There is a difference between innate behaviors and those that are learned. For example, mice can be taught that performing certain behaviors (for example, pulling a lever) can result in a positive outcome (such as receiving food). On the other hand, innate behaviors like aggression are instinctive to male mice; the mice do not need to learn how to lunge and attack when confronted with other mice they deem a threat—they just react.
Previous studies have shown that a male mouse, once it has won in several aggressive encounters with other males, will exhibit increased aggression in future encounters. In other words, an innate behavior is altered by experience.
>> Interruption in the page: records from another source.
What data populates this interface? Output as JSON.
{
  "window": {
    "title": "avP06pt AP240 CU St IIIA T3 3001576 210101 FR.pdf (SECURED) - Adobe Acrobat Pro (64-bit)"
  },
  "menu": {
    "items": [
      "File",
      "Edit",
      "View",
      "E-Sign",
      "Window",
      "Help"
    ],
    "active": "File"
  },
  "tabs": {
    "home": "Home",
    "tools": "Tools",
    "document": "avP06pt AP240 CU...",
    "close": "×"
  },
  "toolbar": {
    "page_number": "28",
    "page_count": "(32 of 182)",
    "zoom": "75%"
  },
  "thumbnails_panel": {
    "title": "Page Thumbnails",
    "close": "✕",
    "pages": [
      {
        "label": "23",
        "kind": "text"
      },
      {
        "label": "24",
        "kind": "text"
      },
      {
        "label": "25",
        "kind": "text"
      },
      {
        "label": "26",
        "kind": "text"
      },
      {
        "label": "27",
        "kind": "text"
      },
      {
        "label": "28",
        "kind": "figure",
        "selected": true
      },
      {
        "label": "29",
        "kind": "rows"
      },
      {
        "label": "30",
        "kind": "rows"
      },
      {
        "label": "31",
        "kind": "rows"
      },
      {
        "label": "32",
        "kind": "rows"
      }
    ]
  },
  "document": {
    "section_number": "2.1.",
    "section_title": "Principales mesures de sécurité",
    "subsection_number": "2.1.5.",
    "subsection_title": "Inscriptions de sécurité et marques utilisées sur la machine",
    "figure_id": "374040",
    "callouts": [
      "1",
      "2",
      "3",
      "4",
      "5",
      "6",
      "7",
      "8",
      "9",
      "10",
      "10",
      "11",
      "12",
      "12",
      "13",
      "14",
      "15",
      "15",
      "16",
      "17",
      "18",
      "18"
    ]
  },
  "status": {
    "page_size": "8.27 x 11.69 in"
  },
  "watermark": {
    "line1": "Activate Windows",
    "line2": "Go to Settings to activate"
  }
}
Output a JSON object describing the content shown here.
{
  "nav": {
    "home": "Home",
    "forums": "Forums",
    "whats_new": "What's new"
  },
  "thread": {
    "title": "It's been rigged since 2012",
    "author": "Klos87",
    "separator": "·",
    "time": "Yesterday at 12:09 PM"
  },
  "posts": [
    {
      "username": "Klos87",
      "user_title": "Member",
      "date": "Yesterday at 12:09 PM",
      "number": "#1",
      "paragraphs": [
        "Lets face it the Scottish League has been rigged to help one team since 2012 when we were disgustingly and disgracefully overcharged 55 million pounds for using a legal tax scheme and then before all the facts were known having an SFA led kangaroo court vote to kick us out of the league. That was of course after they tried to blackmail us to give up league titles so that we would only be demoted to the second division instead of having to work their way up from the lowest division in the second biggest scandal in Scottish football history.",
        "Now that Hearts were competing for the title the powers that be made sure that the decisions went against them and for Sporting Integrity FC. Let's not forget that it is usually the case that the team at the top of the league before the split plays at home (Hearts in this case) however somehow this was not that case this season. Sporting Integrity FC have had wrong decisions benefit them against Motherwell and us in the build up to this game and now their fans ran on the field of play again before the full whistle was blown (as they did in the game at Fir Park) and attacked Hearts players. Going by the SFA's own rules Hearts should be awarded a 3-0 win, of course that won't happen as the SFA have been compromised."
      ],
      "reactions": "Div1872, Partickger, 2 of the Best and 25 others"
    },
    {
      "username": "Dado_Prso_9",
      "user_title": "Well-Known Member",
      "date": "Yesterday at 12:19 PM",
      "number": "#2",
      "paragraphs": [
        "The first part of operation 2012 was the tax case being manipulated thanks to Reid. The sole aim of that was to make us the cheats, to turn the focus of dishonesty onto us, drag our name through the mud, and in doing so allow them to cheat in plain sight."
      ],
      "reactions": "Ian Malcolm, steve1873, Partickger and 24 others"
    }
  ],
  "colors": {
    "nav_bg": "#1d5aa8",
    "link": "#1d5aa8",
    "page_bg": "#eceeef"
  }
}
This effect is termed “aggression training.”
Led by postdoctoral scholar Stefanos Stagkourakis, the Caltech team examined a particular connection in the mouse brain where a group of synapses transfer signals from a little-studied region at the junction between the amygdala (a brain region notable for its role in fear-related behaviors) and the hippocampus (which plays a role in short-term memory) to a specific subdivision of the hypothalamus called the ventromedial hypothalamus (VMH), which controls aggressive behaviors in mice. (The hypothalamus also contains neurons in other subdivisions that mediate other social and homeostatic behaviors, such as mating, parental behavior, feeding, and thermoregulation, but these were not studied.)
The team found that after aggression training, these synapses show signs of long-term potentiation (LTP), which is similar to turning the volume knob up on the signal. Instead of just talking to the neurons in the hypothalamus, these synapses are shouting at them, causing them to react more strongly.
Using the Caltech Brain Imaging Center, the team studied the dendrites of neurons, protrusions extending from neurons that receive signals from other neurons, and in particular the dendrites’ spines, structures that act like miniature radio antennae on the hypothalamic neurons to detect input from other brain regions. They examined the number, size, and shape of these structures before and after aggression training. They found that aggression training caused the growth of many additional dendritic spines on hypothalamic neurons. Such structural changes are expected to make these neurons more sensitive to incoming signals, and therefore more easily activated.
The team also experimentally prevented LTP from forming on these synapses during aggression training, and found that aggression-training no longer led to an increase in aggressive behaviors in these mice.
Although all of the male mice tested were genetically identical, about 25 percent never showed aggression and also were “immune” to the behavioral changes caused by aggression training. The authors further found that such behavioral heterogeneity among genetically identical mice is due to naturally occurring variations in serum testosterone levels: the non-aggressive mice had, on average, lower levels of testosterone than their aggressive siblings. Administration of supplemental testosterone to the non-aggressive mice caused both the appearance of aggressive behavior and LTP at the amygdala-hypothalamic synapses.
This work identifies changes in a very specific brain region after aggression training, but the adaptations that mediate the behavioral effect of aggression training likely occur at multiple sites in the brain. In future work, the team will examine how neural activity in different brain areas changes following social experience and will attempt to identify brain nodes of high significance in the neural circuit of aggression. The team also hopes to investigate how testosterone levels can vary among otherwise genetically identical mice, since the hormone is synthesized by genetically encoded enzymes.
References: Stagkourakis, Stefanos and Spigolon, Giada and Liu, Grace and Anderson, David J. (2020) Experience-dependent plasticity in an innate social behavior is mediated by hypothalamic LTP. Proceedings of the National Academy of Sciences of the United States of America . ISSN 0027-8424. (In Press)link: https://www.pnas.org/content/early/2020/09/23/2011782117 doi: DOI: 10.1073/pnas.2011782117